Practically speaking, in light of the differing opinion, one of the great rabbis of the 19th Century, Rabbi Moshe Sofer (the Chatam Sofer), suggested that the proper thing to do would be to split the damage. He lived through the Napolionic wars and when dealing with many contracts that could not be fulfilled he wrote that he can not say with certainty that there is a legal obligation to pay however using his authority as an arbiter he split the damages in half and employers paid half of the agreed price. He himself chose to pay his employees their full salary.
In recent years this issue became relevant in Israel in light of military operations that lead to civilian population in southern Israel sheltering because of rocket attacks from Gaza. Educational institutions were closed and religious tribunals had to determine if the tuition that was paid in the beginning of the year should be refunded in full or partially. Many of the contemporary authorities in Israel concluded that this unusual situation has no clear answer in precedent and therefore adopted the position of Rabbi Sofer to compromise and split the damages. If there is one thing history can teach us is that in situations like this, it creates difficulty for all parties involved, there is no clear right and wrong and the best way to move forward is to compromise and help each other out.

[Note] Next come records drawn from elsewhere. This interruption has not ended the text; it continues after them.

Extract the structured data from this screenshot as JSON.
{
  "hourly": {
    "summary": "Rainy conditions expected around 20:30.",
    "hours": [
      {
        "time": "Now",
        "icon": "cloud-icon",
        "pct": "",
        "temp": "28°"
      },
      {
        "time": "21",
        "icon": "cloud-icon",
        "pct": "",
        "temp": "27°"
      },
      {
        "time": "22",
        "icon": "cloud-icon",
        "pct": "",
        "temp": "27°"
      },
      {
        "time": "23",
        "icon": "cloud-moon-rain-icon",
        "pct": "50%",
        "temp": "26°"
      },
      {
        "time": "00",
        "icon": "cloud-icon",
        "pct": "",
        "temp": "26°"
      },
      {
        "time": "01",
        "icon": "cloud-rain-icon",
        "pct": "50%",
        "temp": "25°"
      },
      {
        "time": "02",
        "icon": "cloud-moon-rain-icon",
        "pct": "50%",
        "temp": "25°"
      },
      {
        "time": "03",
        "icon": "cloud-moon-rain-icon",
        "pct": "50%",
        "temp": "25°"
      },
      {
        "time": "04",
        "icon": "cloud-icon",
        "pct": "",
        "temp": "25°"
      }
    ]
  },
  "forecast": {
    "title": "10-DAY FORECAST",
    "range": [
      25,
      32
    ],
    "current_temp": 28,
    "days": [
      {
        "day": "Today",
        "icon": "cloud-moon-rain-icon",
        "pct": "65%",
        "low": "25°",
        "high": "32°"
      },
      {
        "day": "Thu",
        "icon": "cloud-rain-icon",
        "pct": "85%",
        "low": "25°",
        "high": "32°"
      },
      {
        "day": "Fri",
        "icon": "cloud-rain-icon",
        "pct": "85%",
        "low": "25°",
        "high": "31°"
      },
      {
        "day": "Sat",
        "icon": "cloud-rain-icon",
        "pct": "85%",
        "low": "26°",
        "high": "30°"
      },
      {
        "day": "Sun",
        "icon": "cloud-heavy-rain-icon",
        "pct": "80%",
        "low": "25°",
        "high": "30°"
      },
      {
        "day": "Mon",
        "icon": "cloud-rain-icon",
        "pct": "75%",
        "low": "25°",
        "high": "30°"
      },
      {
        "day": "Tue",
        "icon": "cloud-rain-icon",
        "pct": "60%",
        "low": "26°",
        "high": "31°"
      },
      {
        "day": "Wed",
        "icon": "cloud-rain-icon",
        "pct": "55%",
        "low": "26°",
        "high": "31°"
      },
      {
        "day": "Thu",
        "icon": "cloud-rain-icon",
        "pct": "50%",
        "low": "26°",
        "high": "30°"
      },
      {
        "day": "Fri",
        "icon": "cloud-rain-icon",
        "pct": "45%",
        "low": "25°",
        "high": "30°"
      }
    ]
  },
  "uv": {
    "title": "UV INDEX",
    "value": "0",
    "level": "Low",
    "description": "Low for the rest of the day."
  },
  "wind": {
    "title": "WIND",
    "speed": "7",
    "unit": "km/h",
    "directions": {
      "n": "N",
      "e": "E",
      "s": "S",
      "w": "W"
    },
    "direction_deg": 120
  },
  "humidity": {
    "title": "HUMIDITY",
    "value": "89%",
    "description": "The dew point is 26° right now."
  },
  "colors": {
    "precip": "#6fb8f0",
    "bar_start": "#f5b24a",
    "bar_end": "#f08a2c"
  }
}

What is the lesson for the collection industry? This legal debate that spanned centuries shows that an act of G-d that puts society in severe turbulence requires both parties to rethink the entire relationship. Business deals are made with a certain set of expectations and the legal system puts a great deal of responsibility on parties to a contract to abide by the terms even when conditions are somewhat different than those existing when the deal was struck. However, a case of force majeure is different.
When the courts are convinced that we are dealing with force majeure either explicitly in the contract or by using doctrines like impossibility or impracticability they send a message that the conditions changed so dramatically that the deal needs to be undone.
Trying to collect a debt from a customer in a time where the market is going through an earthquake can be very challenging to say the least, this is the time to divide risks and to settle!
“We may have obtained a judgment in court, however the judgment is worthless if it’s not enforceable (for whatever reason). Often it can be settled if a compromise is reached. However if creditors are not willing to compromise, then this is typical of ‘we can win the battle but lose the war’ ”, says Jonathan (Yona) Abenson, CEO of Oxygen Recovery Group.
Think about the court system post corona, courts will be backlogged, even if one can get in front of a judge, many will be sympathetic to the debtor and may force settlement on the parties and one that may be more favorable to the debtor.
The close reading of the contract is the foundation of a functioning system of commerce but not when the most basic function of the economy is in a state of flux possibly never returning to the way it was. The courts are managed by human beings and they, like everyone else recognize that the rules of the game have changed.
In the context of collections, remember that there can be common ground. Mainly, Cleaning up credit histories will be important to debtors when the economy picks up again but that may take time, it is wise to settle with debtors. Don’t let emotions drive the decision making process.
Memphis & Charlestown RR Co. v. Reeves, 77 U.S. 176 (1870)
Taylor V Caldwell  3 B&S 826
 Johnson v. Atkins, 53 Cal. App. 2d 430 (1942)
 Gold v. Salem Lutheran Home Ass’n of Bay Cities, 53 Cal. 2d 289 (1959)
 Baba Metzia, 77a
 Choshen Mishpat 334:8. See also Choshen Mishpat 333:4
 Baba Metzia 105b
 Rema Choshen Mishpat, 321:1
 Aruch Hashulchan 334:1
Meiras Eynaim 321, 6; Netivot Mishpat 334:1
 Chatam Sofer Choshen Mishpat 161